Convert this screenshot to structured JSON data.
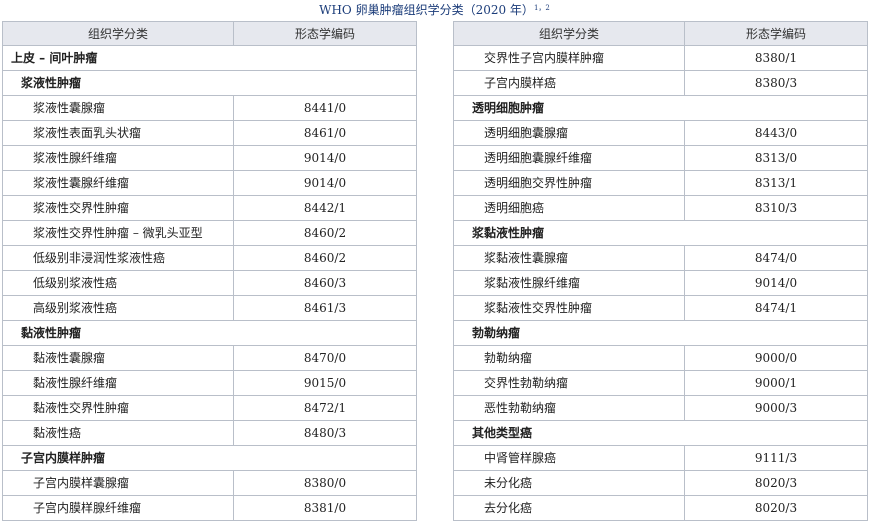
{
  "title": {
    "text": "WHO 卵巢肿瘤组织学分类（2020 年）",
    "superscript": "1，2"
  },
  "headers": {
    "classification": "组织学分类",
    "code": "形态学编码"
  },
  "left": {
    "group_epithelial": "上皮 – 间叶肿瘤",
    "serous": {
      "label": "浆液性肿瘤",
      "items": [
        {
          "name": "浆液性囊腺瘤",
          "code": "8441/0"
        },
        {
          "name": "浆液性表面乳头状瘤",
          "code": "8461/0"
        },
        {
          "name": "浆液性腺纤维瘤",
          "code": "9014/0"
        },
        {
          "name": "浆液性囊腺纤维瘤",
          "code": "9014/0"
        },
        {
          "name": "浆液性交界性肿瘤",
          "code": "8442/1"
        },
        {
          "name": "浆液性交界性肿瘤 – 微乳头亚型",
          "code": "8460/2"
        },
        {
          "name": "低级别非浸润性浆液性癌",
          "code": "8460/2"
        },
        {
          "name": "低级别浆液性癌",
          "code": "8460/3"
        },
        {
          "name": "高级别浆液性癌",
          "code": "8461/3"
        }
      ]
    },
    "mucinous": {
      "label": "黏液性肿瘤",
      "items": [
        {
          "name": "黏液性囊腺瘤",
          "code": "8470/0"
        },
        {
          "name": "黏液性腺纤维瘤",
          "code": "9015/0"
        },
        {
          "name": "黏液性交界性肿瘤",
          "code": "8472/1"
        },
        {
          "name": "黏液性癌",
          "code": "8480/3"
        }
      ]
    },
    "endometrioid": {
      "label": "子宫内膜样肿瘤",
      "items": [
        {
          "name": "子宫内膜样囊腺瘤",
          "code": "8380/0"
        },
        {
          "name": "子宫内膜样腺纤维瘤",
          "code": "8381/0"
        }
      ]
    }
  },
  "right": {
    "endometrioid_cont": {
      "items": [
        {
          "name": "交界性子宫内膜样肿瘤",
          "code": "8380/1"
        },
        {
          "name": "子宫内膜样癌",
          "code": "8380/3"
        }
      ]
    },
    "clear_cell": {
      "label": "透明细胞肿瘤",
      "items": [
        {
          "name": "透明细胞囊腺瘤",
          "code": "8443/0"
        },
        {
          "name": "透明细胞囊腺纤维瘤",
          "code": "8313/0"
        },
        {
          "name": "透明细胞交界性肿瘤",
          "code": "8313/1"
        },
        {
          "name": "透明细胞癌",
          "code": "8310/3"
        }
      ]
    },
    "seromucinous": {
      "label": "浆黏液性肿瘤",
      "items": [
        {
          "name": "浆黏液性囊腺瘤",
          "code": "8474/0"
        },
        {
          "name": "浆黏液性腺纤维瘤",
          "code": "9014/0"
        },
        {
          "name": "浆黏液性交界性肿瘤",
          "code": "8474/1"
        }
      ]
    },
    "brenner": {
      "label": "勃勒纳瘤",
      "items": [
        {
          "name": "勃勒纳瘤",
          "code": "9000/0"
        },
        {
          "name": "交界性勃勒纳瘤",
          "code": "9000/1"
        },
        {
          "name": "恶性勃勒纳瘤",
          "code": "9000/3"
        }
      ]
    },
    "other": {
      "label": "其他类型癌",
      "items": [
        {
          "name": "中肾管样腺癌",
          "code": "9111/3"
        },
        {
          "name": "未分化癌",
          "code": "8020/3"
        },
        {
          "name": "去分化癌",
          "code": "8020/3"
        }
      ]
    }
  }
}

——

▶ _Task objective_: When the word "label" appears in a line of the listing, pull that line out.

▶ _Solution_:
      "label": "浆液性肿瘤",
      "label": "黏液性肿瘤",
      "label": "子宫内膜样肿瘤",
      "label": "透明细胞肿瘤",
      "label": "浆黏液性肿瘤",
      "label": "勃勒纳瘤",
      "label": "其他类型癌",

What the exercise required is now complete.